[Dataset rows describing interfaces]
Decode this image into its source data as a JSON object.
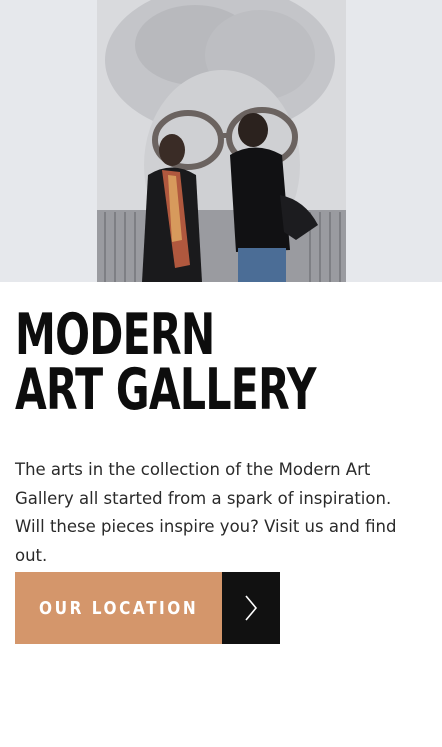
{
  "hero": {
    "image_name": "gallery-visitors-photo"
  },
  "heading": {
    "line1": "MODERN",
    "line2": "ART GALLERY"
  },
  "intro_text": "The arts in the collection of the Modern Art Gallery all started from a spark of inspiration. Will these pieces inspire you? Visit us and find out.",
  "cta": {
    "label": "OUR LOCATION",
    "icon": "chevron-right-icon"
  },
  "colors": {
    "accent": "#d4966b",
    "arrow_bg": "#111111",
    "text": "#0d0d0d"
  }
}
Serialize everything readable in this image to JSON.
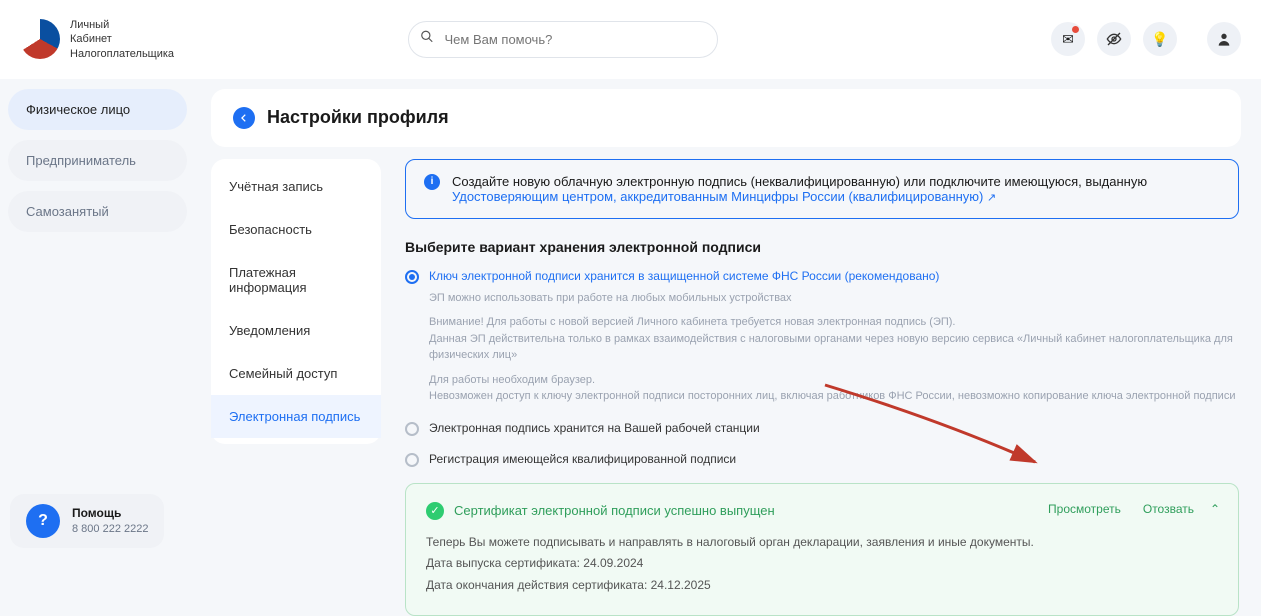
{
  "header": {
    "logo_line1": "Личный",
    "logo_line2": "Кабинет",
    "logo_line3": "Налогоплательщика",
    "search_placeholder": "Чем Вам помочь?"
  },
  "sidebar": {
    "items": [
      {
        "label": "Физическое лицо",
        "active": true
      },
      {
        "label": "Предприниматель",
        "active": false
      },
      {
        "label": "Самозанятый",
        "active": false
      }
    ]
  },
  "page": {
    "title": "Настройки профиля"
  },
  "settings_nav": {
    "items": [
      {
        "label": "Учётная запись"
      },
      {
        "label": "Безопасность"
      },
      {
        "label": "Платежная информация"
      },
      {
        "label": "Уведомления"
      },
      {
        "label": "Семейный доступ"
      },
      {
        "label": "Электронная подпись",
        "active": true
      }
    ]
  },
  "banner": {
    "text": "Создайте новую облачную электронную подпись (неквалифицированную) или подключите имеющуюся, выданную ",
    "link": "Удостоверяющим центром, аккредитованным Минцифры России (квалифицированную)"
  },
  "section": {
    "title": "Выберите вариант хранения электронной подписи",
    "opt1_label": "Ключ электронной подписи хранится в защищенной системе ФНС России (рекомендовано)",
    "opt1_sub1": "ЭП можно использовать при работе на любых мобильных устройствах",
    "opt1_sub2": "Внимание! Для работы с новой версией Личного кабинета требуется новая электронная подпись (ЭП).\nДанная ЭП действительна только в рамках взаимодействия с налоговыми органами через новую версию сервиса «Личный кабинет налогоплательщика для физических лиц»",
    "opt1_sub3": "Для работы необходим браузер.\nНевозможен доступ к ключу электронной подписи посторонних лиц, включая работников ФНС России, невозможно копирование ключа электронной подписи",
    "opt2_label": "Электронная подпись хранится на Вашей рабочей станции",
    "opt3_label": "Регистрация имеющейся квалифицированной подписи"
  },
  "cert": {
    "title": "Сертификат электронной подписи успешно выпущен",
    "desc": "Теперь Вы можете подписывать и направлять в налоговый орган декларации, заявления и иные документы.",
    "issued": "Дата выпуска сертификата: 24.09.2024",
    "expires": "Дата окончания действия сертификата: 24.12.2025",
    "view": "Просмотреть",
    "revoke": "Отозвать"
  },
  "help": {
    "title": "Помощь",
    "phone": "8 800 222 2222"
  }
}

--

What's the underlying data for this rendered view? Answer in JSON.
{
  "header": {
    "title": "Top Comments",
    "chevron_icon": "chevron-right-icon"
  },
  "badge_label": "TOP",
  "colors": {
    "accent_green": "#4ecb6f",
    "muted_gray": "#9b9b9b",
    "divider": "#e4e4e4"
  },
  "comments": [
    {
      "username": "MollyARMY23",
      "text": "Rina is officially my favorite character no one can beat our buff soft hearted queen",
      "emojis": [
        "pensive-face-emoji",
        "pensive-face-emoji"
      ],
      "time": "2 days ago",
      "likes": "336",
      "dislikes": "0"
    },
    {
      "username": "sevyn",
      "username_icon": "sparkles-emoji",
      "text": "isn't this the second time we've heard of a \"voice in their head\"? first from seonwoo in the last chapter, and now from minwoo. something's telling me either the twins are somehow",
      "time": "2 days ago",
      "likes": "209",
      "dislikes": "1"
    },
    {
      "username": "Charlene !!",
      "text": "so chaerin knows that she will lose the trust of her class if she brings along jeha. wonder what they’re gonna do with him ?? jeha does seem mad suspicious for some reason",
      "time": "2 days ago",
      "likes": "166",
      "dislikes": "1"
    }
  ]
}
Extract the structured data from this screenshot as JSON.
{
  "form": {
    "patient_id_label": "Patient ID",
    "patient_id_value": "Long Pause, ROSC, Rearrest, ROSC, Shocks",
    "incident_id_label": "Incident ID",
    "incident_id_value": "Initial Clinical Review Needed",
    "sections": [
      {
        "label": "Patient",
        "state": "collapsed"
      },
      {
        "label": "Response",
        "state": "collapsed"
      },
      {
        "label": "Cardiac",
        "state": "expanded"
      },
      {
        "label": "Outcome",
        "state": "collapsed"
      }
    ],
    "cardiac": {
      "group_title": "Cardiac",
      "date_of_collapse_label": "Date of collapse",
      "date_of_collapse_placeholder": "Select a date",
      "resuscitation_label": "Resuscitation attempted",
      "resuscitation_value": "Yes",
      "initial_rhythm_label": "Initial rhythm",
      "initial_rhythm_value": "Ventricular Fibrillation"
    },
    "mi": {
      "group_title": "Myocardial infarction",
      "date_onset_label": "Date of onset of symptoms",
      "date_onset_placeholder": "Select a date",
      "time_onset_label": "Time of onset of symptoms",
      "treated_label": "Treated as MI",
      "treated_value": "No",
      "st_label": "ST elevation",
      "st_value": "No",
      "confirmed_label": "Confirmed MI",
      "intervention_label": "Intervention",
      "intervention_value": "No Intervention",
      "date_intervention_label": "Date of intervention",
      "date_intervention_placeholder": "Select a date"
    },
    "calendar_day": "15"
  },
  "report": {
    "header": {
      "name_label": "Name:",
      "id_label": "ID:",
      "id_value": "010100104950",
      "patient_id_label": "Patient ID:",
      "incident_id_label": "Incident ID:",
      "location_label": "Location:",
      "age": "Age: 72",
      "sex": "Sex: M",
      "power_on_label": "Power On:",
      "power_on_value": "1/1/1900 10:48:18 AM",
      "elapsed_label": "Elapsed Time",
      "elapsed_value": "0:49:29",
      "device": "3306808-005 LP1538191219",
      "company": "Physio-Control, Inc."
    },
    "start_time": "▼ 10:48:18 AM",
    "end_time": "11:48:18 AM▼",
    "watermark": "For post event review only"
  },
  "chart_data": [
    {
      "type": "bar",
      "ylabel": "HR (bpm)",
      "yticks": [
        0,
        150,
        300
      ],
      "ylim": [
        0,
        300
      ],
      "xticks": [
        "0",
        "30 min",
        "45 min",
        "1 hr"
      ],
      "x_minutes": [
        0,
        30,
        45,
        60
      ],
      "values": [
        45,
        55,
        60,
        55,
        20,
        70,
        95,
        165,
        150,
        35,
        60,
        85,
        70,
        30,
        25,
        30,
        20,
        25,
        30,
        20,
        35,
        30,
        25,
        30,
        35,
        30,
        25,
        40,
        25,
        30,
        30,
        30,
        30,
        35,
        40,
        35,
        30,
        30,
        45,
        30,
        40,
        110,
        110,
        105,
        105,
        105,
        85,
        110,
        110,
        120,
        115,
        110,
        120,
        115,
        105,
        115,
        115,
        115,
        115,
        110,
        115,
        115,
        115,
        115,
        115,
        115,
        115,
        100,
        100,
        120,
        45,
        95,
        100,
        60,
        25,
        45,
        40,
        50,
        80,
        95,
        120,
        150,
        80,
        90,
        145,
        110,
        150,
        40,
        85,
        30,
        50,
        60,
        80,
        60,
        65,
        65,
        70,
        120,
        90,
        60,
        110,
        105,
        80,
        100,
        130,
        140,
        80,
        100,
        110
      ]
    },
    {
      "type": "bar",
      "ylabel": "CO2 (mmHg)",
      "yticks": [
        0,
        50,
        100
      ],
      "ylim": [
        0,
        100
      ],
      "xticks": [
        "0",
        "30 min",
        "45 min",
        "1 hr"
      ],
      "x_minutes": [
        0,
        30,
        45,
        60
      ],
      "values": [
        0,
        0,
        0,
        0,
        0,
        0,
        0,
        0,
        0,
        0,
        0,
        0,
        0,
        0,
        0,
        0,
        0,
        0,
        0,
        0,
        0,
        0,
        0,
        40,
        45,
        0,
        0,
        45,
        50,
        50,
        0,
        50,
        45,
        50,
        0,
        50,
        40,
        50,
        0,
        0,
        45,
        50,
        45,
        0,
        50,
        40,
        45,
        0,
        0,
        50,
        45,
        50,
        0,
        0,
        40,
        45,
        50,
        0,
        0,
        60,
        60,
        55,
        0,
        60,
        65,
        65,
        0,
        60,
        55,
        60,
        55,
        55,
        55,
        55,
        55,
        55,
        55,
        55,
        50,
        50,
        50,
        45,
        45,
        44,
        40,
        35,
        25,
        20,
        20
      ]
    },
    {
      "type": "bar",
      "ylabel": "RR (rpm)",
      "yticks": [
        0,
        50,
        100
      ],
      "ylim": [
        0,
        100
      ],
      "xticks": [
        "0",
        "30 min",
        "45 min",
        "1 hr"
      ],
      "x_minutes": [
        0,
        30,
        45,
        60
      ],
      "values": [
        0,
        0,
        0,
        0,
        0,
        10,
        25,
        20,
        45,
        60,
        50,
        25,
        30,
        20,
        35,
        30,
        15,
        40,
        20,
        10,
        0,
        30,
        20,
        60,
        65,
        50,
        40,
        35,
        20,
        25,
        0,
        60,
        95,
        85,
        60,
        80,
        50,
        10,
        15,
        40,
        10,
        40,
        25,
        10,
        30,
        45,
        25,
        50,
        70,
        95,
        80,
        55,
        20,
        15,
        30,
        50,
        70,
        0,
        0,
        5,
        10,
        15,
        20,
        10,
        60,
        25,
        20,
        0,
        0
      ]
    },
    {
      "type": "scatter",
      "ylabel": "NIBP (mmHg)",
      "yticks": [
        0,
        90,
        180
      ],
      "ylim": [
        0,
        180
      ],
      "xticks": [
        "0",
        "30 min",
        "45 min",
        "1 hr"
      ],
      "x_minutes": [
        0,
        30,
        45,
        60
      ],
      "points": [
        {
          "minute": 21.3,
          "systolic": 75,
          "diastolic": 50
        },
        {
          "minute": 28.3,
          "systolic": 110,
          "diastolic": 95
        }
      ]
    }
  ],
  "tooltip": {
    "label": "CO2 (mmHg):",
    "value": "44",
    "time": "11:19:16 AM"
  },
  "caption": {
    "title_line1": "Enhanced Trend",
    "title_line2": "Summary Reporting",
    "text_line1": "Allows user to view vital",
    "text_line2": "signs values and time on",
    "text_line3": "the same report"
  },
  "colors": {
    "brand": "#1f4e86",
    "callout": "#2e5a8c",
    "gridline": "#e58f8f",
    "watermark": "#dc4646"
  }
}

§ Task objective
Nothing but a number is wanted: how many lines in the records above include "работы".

§ Answer box
2